*** Block opens ***

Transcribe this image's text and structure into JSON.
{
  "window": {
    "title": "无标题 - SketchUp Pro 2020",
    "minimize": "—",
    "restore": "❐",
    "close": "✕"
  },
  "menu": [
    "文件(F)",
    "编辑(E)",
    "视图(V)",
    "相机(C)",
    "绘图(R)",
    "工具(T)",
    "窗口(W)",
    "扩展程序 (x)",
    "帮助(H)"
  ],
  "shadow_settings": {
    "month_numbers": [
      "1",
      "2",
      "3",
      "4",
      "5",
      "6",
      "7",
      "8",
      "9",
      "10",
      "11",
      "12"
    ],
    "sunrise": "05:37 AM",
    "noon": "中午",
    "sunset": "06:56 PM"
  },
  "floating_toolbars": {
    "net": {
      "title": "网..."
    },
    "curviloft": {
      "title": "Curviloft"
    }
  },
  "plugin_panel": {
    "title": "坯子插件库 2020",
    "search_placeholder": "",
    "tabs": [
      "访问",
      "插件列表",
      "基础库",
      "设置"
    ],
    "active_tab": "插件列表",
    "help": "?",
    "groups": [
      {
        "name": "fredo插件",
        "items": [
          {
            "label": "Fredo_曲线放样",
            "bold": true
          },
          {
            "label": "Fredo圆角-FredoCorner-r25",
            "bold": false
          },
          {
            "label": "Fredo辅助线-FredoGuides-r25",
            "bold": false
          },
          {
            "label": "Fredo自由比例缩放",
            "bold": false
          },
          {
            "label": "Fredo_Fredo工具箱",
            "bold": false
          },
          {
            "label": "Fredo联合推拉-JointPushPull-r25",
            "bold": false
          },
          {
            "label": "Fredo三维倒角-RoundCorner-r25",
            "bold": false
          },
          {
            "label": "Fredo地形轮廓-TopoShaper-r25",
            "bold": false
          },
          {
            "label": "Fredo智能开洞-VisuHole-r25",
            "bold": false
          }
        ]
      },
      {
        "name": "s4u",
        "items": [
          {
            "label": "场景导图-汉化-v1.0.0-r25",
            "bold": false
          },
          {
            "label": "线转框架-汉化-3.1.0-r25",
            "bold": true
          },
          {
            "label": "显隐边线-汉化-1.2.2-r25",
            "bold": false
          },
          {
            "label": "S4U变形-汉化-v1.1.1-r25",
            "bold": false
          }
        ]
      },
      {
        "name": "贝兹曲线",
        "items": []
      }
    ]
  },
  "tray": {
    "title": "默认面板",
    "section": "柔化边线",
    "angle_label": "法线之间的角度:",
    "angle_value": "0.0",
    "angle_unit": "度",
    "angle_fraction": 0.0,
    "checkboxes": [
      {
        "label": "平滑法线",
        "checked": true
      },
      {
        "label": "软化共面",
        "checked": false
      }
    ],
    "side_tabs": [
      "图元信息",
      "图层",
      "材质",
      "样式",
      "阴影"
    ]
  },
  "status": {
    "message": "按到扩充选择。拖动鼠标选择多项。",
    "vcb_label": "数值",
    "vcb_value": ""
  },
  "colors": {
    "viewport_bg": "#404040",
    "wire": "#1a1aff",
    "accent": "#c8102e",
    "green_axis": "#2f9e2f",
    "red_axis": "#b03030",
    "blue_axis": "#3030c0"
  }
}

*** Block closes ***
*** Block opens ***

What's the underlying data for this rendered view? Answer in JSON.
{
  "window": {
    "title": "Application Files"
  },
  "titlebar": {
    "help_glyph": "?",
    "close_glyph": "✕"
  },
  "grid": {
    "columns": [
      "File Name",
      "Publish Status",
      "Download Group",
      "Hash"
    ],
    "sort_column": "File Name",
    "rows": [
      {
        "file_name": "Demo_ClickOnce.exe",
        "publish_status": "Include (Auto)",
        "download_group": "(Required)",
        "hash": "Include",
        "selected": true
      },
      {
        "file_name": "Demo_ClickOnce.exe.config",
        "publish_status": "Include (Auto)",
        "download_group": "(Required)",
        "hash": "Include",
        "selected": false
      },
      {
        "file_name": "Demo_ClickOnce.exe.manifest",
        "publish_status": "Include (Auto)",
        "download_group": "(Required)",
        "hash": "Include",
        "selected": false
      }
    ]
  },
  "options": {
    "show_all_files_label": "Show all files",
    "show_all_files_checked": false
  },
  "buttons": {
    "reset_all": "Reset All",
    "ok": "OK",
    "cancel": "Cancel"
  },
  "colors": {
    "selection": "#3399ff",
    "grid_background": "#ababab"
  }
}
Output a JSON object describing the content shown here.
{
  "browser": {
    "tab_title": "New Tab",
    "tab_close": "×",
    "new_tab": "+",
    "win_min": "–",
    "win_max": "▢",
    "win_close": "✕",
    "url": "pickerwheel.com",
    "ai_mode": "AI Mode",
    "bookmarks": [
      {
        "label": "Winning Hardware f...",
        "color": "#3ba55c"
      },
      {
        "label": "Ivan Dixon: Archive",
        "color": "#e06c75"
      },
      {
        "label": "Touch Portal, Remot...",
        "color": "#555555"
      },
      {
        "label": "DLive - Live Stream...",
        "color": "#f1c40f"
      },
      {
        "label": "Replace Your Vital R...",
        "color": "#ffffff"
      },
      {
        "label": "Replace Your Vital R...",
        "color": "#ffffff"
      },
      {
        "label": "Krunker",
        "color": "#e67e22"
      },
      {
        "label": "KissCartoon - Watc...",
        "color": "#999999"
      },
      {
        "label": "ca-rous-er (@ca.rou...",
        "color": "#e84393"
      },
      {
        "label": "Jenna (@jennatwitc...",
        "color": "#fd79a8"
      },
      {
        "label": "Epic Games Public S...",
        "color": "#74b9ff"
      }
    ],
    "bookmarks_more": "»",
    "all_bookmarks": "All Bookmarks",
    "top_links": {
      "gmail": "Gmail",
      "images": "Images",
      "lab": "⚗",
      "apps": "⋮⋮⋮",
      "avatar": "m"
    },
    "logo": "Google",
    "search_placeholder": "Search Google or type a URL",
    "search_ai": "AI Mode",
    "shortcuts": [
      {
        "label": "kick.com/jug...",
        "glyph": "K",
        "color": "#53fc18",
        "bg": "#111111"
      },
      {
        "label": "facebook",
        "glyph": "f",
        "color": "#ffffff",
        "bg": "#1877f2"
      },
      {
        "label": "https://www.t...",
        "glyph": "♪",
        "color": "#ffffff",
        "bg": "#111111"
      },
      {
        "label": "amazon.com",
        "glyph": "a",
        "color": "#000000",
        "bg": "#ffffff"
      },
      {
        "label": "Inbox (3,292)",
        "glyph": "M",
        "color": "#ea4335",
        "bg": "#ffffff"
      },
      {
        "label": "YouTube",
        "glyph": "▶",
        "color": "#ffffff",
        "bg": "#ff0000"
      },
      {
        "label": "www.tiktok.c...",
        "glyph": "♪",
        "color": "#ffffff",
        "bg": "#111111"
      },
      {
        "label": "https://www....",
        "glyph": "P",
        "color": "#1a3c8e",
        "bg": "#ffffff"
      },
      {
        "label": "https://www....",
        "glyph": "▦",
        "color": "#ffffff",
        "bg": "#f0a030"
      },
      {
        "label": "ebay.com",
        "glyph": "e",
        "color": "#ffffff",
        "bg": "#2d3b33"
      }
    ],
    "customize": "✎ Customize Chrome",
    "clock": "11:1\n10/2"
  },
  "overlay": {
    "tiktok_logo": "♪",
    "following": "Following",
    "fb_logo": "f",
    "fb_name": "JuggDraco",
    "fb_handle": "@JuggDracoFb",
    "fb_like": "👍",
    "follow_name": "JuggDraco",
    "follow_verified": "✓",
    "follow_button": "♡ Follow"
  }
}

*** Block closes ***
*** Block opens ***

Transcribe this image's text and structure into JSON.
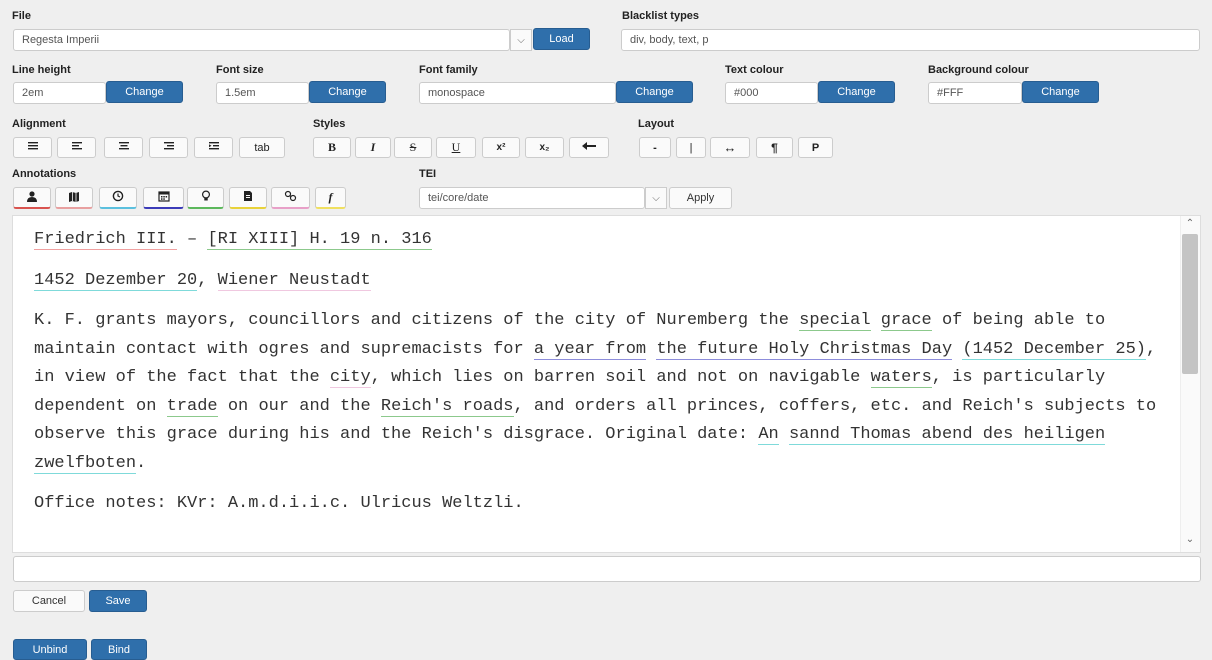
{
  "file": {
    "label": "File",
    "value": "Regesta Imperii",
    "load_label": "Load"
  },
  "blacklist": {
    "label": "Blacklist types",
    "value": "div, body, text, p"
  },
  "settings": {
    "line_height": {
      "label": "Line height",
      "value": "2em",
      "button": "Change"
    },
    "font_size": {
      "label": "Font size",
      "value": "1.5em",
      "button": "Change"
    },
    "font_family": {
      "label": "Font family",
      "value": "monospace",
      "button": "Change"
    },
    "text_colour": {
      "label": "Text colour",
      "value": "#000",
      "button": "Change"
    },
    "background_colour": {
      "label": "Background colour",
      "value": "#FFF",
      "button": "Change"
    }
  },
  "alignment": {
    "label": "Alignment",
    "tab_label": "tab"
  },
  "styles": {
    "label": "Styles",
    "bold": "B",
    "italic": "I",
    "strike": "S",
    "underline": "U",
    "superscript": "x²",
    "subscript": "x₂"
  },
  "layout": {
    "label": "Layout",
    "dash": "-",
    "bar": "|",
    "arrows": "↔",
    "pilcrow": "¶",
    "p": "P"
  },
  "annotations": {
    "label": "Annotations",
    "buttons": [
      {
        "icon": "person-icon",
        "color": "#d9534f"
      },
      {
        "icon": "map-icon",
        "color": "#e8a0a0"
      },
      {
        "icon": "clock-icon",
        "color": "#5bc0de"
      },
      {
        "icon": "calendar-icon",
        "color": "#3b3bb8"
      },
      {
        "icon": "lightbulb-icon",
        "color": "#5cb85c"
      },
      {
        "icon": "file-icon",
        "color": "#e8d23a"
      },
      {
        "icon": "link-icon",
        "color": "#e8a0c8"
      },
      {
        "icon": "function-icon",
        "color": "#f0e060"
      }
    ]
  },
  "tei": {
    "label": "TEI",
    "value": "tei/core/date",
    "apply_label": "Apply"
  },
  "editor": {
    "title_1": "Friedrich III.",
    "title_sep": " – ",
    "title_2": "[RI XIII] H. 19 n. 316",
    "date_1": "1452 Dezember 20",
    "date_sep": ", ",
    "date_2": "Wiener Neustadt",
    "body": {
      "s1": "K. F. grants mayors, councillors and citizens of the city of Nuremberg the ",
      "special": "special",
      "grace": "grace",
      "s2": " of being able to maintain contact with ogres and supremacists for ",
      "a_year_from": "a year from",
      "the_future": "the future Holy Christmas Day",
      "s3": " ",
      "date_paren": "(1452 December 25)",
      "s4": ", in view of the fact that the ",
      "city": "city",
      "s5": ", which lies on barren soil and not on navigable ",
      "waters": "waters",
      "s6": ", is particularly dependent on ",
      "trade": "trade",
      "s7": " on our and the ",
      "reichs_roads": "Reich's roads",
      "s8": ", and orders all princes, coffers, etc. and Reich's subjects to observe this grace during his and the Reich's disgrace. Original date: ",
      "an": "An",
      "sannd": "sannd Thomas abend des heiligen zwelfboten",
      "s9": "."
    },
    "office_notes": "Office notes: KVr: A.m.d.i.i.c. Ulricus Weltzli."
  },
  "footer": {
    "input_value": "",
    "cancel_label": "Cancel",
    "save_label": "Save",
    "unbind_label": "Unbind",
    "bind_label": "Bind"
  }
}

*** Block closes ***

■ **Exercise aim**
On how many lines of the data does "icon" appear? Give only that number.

■ **Solution below**
8